Definition of 'M'


The fifth letter of a Nasdaq stock symbol that specifies the issue is the firm's fourth class of preferred shares. Securities that are listed on the Nasdaq exchange have four or five letters.

When a fifth letter appears, it identifies the issue as being one that is other than a single issue of common stock or capital stock. A "P" indicates that the issue is the company's first class of preferred shares; an "O" indicates that the issue is the company's second class of preferred shares; "N" indicates the third class of preferred shares. "M" indicates the fourth class.

Investopedia explains 'M'


Preferred shares give holders a class of ownership that has a higher claim on assets and earnings than holders of the company's common stock. Dividends for preferred shares are paid out before dividends to common stockholders.

However, preferred shareholders generally do not have any voting rights. Dividends for preferred shares are fixed; that is, they do not fluctuate like the dividends for the company's common shares. Nasdaq symbols utilize other fifth-letter identifiers such as "A" for class A shares; "B" for class B shares, "C" for issuer qualification exception; "D" for new issue; "E" for delinquent.



comments powered by Disqus
Hot Definitions
  1. Odious Debt

    Money borrowed by one country from another country and then misappropriated by national rulers. A nation's debt becomes odious debt when government leaders use borrowed funds in ways that don't benefit or even oppress citizens. Some legal scholars argue that successor governments should not be held accountable for odious debt incurred by earlier regimes, but there is no consensus on how odious debt should actually be treated.
  2. Takeover

    A corporate action where an acquiring company makes a bid for an acquiree. If the target company is publicly traded, the acquiring company will make an offer for the outstanding shares.
  3. Harvest Strategy

    A strategy in which investment in a particular line of business is reduced or eliminated because the revenue brought in by additional investment would not warrant the expense. A harvest strategy is employed when a line of business is considered to be a cash cow, meaning that the brand is mature and is unlikely to grow if more investment is added.
  4. Stop-Limit Order

    An order placed with a broker that combines the features of stop order with those of a limit order. A stop-limit order will be executed at a specified price (or better) after a given stop price has been reached. Once the stop price is reached, the stop-limit order becomes a limit order to buy (or sell) at the limit price or better.
  5. Pareto Principle

    A principle, named after economist Vilfredo Pareto, that specifies an unequal relationship between inputs and outputs. The principle states that, for many phenomena, 20% of invested input is responsible for 80% of the results obtained. Put another way, 80% of consequences stem from 20% of the causes.
  6. Pareto Principle

    A principle, named after economist Vilfredo Pareto, that specifies an unequal relationship between inputs and outputs.
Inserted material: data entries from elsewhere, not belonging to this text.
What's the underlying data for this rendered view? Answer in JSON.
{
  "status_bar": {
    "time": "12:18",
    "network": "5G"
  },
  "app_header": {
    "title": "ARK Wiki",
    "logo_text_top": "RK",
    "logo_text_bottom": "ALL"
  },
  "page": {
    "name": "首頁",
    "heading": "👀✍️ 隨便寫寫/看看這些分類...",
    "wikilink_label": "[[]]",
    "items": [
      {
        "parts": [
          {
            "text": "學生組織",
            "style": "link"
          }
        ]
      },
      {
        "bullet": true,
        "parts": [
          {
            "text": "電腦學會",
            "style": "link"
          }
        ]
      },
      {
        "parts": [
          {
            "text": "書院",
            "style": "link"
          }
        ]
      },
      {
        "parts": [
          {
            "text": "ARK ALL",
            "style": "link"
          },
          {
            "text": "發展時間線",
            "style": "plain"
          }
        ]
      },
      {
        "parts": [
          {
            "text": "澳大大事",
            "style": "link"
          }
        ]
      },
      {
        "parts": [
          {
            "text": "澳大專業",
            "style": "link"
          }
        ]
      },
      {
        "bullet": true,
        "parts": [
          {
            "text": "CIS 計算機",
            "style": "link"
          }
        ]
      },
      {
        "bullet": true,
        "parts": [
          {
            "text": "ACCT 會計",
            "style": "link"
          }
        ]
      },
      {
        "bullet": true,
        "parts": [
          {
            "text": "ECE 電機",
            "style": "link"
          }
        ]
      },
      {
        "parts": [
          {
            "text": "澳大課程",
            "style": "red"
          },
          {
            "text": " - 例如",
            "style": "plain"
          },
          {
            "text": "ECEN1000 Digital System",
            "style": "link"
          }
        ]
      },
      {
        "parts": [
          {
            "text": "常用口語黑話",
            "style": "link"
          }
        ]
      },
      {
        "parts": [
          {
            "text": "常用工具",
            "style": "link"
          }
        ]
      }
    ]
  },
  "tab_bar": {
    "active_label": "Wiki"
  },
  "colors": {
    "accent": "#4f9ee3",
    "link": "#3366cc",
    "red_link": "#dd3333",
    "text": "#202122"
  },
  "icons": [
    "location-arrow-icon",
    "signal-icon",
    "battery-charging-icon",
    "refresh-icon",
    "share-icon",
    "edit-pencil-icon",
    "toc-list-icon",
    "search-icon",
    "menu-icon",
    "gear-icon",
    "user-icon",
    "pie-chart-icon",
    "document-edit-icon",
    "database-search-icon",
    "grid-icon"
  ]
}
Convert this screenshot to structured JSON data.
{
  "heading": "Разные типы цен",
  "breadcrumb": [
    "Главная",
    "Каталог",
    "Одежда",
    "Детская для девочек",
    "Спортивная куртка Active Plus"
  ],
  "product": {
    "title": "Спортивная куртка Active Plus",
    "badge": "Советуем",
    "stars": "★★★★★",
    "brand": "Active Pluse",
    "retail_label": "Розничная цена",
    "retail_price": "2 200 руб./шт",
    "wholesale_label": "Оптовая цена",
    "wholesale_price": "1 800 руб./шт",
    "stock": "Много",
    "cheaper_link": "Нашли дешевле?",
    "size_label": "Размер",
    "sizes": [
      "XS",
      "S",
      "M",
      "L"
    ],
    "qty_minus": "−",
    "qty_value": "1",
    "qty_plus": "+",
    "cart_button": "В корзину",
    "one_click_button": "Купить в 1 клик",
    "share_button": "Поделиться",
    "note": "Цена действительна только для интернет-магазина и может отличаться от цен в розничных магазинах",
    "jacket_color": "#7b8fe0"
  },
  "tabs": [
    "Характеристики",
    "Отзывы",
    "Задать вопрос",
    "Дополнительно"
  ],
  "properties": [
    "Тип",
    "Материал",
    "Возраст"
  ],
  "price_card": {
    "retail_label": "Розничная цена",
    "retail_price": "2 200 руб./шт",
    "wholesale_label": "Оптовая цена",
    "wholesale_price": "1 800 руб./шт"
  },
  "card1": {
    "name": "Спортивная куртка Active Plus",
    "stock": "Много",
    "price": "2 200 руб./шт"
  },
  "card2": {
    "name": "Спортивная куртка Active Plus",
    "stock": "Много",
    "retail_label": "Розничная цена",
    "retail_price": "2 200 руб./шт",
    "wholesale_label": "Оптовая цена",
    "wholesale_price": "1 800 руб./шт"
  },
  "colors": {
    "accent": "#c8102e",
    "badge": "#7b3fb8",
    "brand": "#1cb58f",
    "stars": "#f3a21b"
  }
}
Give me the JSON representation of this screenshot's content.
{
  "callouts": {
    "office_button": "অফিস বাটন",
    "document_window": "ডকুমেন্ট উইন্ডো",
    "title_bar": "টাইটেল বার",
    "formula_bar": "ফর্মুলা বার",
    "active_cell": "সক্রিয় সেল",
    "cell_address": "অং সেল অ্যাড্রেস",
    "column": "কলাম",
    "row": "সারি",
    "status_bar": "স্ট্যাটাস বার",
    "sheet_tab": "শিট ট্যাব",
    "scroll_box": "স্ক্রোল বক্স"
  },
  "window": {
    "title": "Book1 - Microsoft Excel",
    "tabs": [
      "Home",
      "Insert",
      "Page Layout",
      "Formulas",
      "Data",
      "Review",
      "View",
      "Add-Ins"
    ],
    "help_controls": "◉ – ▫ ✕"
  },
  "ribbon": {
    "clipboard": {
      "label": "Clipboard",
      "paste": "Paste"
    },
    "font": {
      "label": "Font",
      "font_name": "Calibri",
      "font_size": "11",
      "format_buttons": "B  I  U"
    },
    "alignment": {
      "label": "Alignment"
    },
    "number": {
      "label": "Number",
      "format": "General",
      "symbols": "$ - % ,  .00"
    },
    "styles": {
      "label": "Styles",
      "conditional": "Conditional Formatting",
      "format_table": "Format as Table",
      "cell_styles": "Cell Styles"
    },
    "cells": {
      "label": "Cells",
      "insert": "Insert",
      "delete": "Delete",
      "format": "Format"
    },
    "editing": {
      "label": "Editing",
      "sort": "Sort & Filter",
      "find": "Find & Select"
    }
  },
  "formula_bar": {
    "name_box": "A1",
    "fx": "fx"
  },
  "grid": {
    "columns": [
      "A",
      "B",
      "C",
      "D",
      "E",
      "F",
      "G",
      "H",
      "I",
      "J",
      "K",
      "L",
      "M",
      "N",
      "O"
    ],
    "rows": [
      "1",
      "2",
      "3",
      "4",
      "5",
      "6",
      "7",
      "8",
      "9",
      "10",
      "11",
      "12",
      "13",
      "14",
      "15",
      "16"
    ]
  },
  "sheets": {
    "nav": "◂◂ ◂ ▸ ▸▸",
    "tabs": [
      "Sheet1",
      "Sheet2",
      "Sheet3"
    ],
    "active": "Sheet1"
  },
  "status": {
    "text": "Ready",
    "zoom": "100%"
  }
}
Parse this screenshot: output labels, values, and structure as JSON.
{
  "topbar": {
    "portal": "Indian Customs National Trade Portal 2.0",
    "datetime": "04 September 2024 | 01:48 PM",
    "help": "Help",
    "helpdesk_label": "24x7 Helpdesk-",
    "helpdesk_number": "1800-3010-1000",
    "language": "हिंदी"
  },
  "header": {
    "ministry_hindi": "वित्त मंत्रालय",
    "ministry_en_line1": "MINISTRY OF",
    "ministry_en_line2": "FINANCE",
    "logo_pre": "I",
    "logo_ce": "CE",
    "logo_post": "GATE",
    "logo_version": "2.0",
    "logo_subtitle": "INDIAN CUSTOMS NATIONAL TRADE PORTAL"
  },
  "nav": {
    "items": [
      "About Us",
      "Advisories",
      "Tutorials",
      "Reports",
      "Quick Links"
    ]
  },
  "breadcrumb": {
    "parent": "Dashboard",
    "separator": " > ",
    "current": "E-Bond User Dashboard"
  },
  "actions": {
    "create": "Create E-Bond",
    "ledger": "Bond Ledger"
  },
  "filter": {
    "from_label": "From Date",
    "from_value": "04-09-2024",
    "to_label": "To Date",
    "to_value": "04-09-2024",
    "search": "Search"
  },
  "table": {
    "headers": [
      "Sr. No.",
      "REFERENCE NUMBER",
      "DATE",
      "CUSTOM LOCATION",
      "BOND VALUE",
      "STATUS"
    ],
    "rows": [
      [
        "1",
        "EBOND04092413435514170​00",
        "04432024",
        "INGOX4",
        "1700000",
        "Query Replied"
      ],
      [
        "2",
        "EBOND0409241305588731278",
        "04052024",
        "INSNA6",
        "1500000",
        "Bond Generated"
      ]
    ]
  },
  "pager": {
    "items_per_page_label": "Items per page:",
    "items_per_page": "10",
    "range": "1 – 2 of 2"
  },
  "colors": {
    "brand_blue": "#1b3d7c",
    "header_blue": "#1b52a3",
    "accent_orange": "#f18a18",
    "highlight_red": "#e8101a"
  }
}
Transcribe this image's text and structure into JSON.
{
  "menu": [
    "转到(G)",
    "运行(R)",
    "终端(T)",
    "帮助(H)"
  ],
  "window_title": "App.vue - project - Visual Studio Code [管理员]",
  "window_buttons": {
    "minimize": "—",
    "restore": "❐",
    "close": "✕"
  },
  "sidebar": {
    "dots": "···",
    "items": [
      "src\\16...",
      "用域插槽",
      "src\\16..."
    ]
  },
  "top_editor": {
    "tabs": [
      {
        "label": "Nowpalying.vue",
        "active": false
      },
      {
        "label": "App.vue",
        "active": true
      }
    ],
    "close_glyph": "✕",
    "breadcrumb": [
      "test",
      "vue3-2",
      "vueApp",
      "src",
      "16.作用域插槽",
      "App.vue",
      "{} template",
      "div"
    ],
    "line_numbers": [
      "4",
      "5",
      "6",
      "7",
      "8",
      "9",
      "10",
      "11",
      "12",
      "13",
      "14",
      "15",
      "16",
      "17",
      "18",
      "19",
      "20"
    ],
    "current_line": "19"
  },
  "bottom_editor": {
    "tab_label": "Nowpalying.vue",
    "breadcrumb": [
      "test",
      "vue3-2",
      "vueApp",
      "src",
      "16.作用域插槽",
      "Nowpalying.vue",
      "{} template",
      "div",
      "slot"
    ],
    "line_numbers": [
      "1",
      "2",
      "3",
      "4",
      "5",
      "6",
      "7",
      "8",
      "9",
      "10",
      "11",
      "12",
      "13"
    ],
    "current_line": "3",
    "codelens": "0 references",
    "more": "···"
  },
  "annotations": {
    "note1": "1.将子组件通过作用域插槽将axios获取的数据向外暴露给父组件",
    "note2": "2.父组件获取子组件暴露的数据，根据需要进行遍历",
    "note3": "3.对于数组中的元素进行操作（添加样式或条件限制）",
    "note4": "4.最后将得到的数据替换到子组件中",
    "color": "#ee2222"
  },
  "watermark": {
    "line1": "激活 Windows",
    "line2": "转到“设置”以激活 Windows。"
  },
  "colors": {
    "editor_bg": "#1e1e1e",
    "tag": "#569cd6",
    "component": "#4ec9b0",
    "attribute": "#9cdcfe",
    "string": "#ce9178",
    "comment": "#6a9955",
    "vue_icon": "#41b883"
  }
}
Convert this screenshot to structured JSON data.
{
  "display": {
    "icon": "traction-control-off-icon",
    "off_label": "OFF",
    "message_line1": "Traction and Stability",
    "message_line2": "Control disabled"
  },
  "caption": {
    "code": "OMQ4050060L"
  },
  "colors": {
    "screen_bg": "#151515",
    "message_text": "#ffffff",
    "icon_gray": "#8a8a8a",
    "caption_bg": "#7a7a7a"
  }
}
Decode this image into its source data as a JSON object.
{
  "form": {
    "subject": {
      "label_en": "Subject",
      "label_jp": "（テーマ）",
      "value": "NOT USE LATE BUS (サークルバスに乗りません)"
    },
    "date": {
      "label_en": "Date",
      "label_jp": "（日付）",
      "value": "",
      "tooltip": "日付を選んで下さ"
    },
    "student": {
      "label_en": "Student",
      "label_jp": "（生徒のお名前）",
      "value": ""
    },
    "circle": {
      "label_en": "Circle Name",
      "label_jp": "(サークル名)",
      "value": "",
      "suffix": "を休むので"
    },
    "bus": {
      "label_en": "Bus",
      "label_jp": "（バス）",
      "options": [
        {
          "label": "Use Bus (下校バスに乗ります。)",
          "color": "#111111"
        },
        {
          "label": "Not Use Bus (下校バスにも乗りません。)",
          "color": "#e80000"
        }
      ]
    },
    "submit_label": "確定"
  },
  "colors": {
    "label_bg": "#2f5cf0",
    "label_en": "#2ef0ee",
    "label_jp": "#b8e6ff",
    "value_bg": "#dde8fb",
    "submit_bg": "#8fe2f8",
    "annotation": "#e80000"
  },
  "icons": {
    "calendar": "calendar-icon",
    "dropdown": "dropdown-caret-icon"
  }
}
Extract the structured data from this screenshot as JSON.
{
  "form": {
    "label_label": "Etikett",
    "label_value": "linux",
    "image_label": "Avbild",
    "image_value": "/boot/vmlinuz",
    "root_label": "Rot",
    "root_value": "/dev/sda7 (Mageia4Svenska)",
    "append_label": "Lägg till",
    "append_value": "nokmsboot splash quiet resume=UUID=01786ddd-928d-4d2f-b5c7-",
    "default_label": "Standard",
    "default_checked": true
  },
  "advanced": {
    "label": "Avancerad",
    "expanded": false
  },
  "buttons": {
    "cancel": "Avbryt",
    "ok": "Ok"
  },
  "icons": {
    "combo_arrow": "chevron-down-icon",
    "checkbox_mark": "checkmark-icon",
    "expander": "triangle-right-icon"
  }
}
The principle states that, for many phenomena, 20% of invested input is responsible for 80% of the results obtained. Put another way, 80% of consequences stem from 20% of the causes.
Trading Center